Fort Stockton | Pecos County Texas | founded c. 1859
If you’ve ever been drawn by the lure of frontier history, look no further than Fort Stockton Texas. Where Comanche, cattle rustlers, American soldiers, cowboys, and gunslingers crossed paths.
A Frontier Road is Forged
This Texas Frontier town sprang up around Comanche Springs, the source of the Comanche River, where Native Americans had long relied on the water. When white settlers began to make their way into this area in 1849, they were headed West to California, chasing the promise of gold that had just been discovered.
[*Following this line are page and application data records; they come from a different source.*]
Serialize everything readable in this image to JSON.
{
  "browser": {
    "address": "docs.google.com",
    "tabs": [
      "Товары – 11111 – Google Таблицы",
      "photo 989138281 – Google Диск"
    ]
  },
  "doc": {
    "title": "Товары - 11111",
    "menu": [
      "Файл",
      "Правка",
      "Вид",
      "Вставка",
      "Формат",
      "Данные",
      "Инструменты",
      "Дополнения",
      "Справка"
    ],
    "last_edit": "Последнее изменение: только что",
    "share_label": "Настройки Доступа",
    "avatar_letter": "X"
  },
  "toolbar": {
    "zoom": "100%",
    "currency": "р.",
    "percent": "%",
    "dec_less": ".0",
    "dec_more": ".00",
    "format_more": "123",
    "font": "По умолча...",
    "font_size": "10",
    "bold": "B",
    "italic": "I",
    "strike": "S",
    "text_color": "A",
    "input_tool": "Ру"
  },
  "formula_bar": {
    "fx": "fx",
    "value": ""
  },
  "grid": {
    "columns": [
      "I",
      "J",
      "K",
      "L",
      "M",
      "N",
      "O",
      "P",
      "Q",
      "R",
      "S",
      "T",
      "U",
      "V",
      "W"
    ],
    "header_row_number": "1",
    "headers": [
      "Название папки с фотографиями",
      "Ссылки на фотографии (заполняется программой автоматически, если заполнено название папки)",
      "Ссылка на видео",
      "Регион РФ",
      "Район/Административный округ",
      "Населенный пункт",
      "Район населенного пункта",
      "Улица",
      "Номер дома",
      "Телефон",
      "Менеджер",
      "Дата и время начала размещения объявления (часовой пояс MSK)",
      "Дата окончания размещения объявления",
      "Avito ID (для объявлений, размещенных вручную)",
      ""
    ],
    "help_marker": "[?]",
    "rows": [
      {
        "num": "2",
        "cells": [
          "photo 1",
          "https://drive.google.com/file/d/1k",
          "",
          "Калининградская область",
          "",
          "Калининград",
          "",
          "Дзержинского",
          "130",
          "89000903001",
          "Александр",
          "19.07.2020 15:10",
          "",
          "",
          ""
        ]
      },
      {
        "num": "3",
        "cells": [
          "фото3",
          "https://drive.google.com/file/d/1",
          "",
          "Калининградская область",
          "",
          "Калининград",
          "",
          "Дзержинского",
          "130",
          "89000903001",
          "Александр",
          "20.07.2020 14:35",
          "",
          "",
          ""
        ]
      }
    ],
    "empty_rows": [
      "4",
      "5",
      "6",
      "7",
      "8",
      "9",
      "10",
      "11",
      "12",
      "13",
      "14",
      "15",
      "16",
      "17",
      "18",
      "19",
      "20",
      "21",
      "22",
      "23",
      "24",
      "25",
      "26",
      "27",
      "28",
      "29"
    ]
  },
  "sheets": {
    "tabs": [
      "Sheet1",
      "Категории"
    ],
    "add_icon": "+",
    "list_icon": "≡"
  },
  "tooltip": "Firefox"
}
A reliable road was needed to make it to El Paso and so the San Antonio-El Paso Road, also known as the ‘Lower Emigrant Road,’ was established, following the Comanche Trail.
The route became an economically important trade route, connecting San Antonio and El Paso for travelers, mail, and freight service by people on horse and wagon. The ‘Upper Emigrant Road,’ which originated in Austin, intersected the lower road here near Comanche Springs which became a popular rest stop.
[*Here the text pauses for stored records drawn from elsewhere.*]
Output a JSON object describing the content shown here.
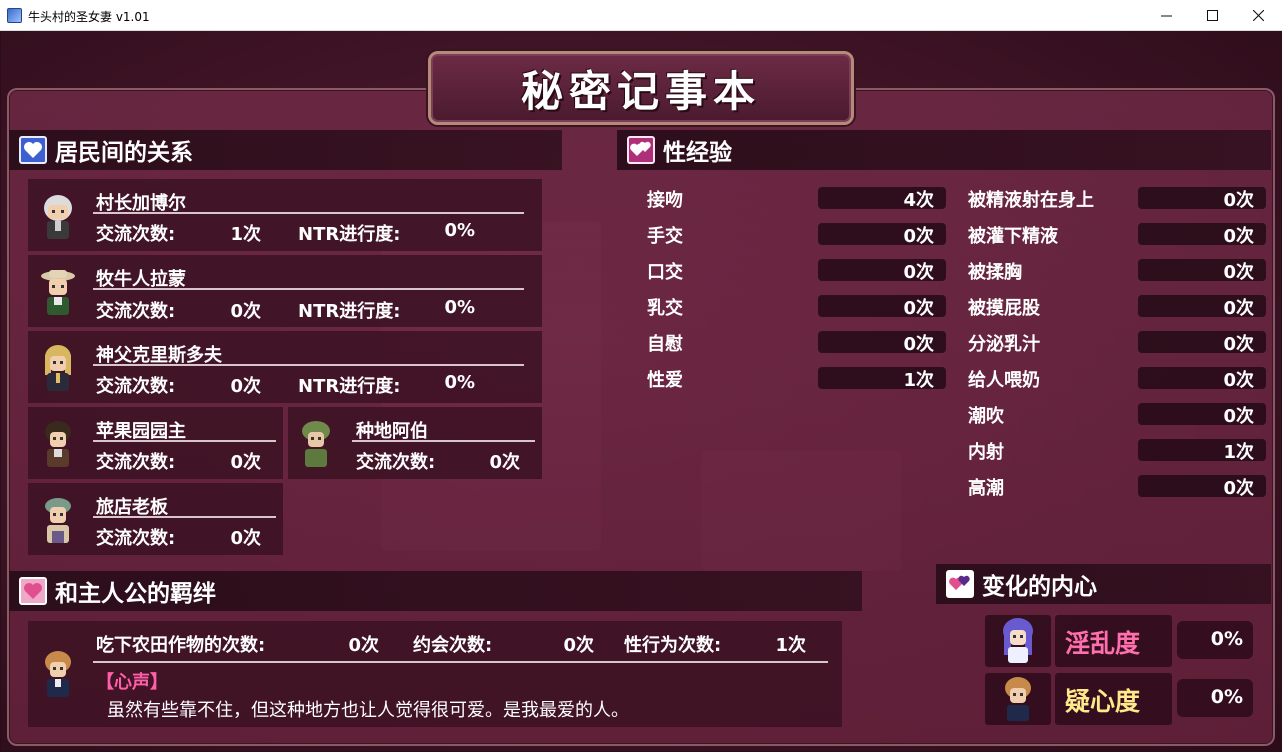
{
  "window": {
    "title": "牛头村的圣女妻 v1.01",
    "minimize": "—",
    "maximize": "☐",
    "close": "✕"
  },
  "page_title": "秘密记事本",
  "relations": {
    "header": "居民间的关系",
    "talk_label": "交流次数:",
    "ntr_label": "NTR进行度:",
    "residents": [
      {
        "name": "村长加博尔",
        "talk": "1次",
        "ntr": "0%"
      },
      {
        "name": "牧牛人拉蒙",
        "talk": "0次",
        "ntr": "0%"
      },
      {
        "name": "神父克里斯多夫",
        "talk": "0次",
        "ntr": "0%"
      },
      {
        "name": "苹果园园主",
        "talk": "0次"
      },
      {
        "name": "种地阿伯",
        "talk": "0次"
      },
      {
        "name": "旅店老板",
        "talk": "0次"
      }
    ]
  },
  "experience": {
    "header": "性经验",
    "left": [
      {
        "label": "接吻",
        "value": "4次"
      },
      {
        "label": "手交",
        "value": "0次"
      },
      {
        "label": "口交",
        "value": "0次"
      },
      {
        "label": "乳交",
        "value": "0次"
      },
      {
        "label": "自慰",
        "value": "0次"
      },
      {
        "label": "性爱",
        "value": "1次"
      }
    ],
    "right": [
      {
        "label": "被精液射在身上",
        "value": "0次"
      },
      {
        "label": "被灌下精液",
        "value": "0次"
      },
      {
        "label": "被揉胸",
        "value": "0次"
      },
      {
        "label": "被摸屁股",
        "value": "0次"
      },
      {
        "label": "分泌乳汁",
        "value": "0次"
      },
      {
        "label": "给人喂奶",
        "value": "0次"
      },
      {
        "label": "潮吹",
        "value": "0次"
      },
      {
        "label": "内射",
        "value": "1次"
      },
      {
        "label": "高潮",
        "value": "0次"
      }
    ]
  },
  "bond": {
    "header": "和主人公的羁绊",
    "crops_label": "吃下农田作物的次数:",
    "crops_value": "0次",
    "date_label": "约会次数:",
    "date_value": "0次",
    "sex_label": "性行为次数:",
    "sex_value": "1次",
    "voice_label": "【心声】",
    "voice_text": "虽然有些靠不住，但这种地方也让人觉得很可爱。是我最爱的人。"
  },
  "heart_change": {
    "header": "变化的内心",
    "lewd_label": "淫乱度",
    "lewd_value": "0%",
    "suspicion_label": "疑心度",
    "suspicion_value": "0%"
  },
  "colors": {
    "lewd": "#ff6fae",
    "suspicion": "#ffe98a",
    "voice": "#ff5fa8",
    "panel": "#6e2442"
  }
}
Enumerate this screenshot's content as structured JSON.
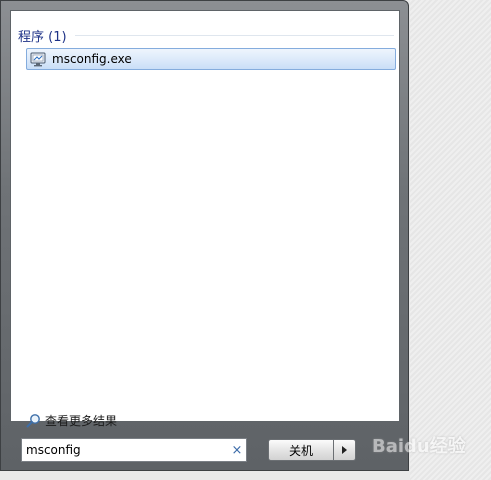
{
  "results": {
    "group_title": "程序 (1)",
    "items": [
      {
        "label": "msconfig.exe",
        "icon": "msconfig-program-icon"
      }
    ]
  },
  "see_more": {
    "label": "查看更多结果",
    "icon": "search-magnifier-icon"
  },
  "search": {
    "value": "msconfig",
    "clear_glyph": "×"
  },
  "shutdown": {
    "label": "关机",
    "arrow_icon": "triangle-right-icon"
  },
  "watermark": {
    "text": "Baidu经验"
  },
  "colors": {
    "group_title": "#1e3287",
    "selection_border": "#84acdd",
    "frame": "#6f7377"
  }
}
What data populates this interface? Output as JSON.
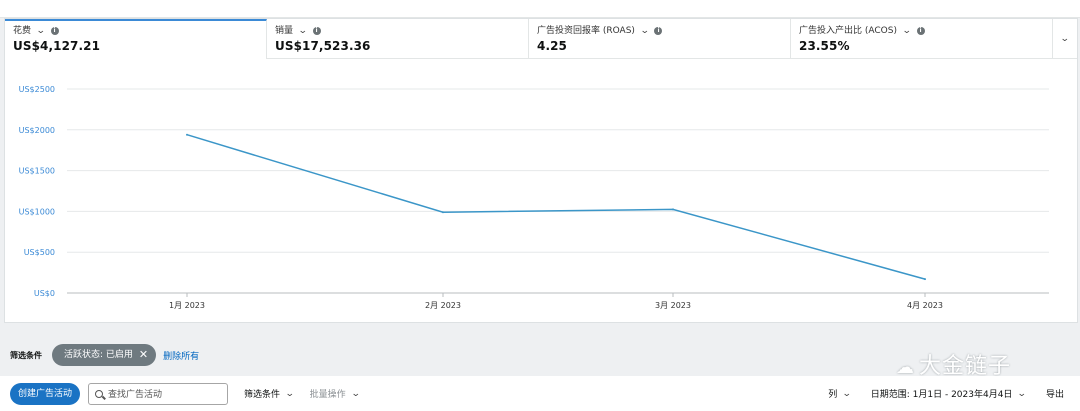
{
  "metrics": [
    {
      "label": "花费",
      "value": "US$4,127.21",
      "active": true
    },
    {
      "label": "销量",
      "value": "US$17,523.36"
    },
    {
      "label": "广告投资回报率 (ROAS)",
      "value": "4.25"
    },
    {
      "label": "广告投入产出比 (ACOS)",
      "value": "23.55%"
    }
  ],
  "icons": {
    "chevron": "chevron-down-icon",
    "info": "info-icon"
  },
  "chart_data": {
    "type": "line",
    "categories": [
      "1月 2023",
      "2月 2023",
      "3月 2023",
      "4月 2023"
    ],
    "series": [
      {
        "values": [
          1940,
          990,
          1025,
          170
        ]
      }
    ],
    "y_ticks": [
      "US$0",
      "US$500",
      "US$1000",
      "US$1500",
      "US$2000",
      "US$2500"
    ],
    "ylim": [
      0,
      2500
    ],
    "grid": true,
    "color": "#3b96c8"
  },
  "filters": {
    "title": "筛选条件",
    "active_filter": "活跃状态: 已启用",
    "clear_all": "删除所有"
  },
  "watermark": "大金链子",
  "toolbar": {
    "create_button": "创建广告活动",
    "search_placeholder": "查找广告活动",
    "filter_dropdown": "筛选条件",
    "bulk_actions": "批量操作",
    "columns": "列",
    "date_range": "日期范围: 1月1日 - 2023年4月4日",
    "export": "导出"
  }
}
A Fort is Established
To protect people and supplies along the road from Natives and bandits, the Army constructed a series of fortifications, starting with Fort Inge in 1849. By 1851, the route was used for mail delivery, and in 1859, another fortification was established along Comanche Springs. It was named Fort Stockton in honor of Navy Commodore, Robert Field Stockton, noted for his role in the capture of California in the Mexican-American War.
On October 2, 1859, Albert D. Richardson (writer and eventual Union Army spy), passed through Fort Stockton which he described as: “a military outpost with three or four edifices with pearly, misty mountains in the background.”
During the Civil War
The fort was active throughout the Indian Wars until the Civil War broke out when U.S. troops were withdrawn from the post. Confederates briefly occupied the fort before they eventually withdrew as well. At the close of the war, not much was left of the original fort until July 1867 when Colonel Edward Hatch, Commander of the 9th Calvary, re-established Fort Stockton at its present location, about a half-mile north of where it originally stood.
The new fort, which was re-established by 4 companies of Army Cavalry, was much larger and designed to stand more permanently. Encompassing 960 acres of leased land, the troops built about 35 buildings, the first of which was a guardhouse, completed in 1868. Of the structures they built, 2 were made of limestone and the rest of adobe.
Buffalo Soldiers at Fort Stockton
Between 1867 and 1886, 87% of the calvary soldiers who were garrisoned at Fort Stockton were Buffalo Soldiers, named this by the Plains Tribe who encountered them on the frontier after the Civil War. While some were volunteers, others were conscripted and called by Congress to fight Apache, Comanche, and Sioux warriors during the Indian Wars. Despite their reputation for their bravery and tenacity in helping to settle the western frontier, these men were made to endure harsh living conditions, low pay, and racial prejudice.
New Interest and Investors Come to Fort Stockton
In the days after the war, the fort also provided revenue and jobs for freighters, laborers, farmers, stockmen, and merchants. And thanks to its placement on the San Antonio-El Paso Road and access to the spring and nearby Pecos River, investors from San Antonio purchased large tracts of land here for agricultural development just after the war. They intended to capitalize on the water from the spring and rivers to irrigate croplands in western Texas and by 1870, there were 420 residents here, mostly from San Antonio. From this point, this outpost on the Western frontier would be subject to the ebbs and flows of the railroads and the petroleum industry that came to dominate the region.
Rise and Fall and Rise Again
In 1886, the military fort was abandoned and another potentially-devastating blow came when the Southern Pacific Railroad laid tracks in the area that bypassed Fort Stockton. And while this might’ve been a death-knell in most cases, this little outpost wasn’t done-for yet. In the late 1890s and early 1900s, it became the center of an extensive sheep and cattle industry that helped to bolster the economy, encouraging another rail line to lay tracks here in 1910-11. The Kansas City-Mexico Orient Railroad came to this area in 1900 and on November 9, 1912, their first passenger train would leave from this station.
But their success was short-lived. The company declared bankruptcy that same year and its next owner, William T. Kemper, made a fortune when oil was discovered under his newly-acquired tracks. In 1914, the railroad was reorganized and then again in 1925 and 1928. It was popularly called the Orient Railroad. In 1926, Yates Oil Field was opened and from then on, the prosperity of this town has been heavily dependent upon the petroleum industry.
Over the past century, drilling and production of oil have come to dominate the region as agriculture became more difficult. In the late 1950s, Comanche Spring finally went dry from years of overuse irrigating the harsh soil of West Texas.
Since then, Fort Stockton has experienced population growth as oilfield drilling and production in the area have continued to increase. Today, the remaining buildingsfrom Fort Stockton, as well as other historic structures relocated from around the region, are situated within a historic park that is well worth a visit if you’re in the area.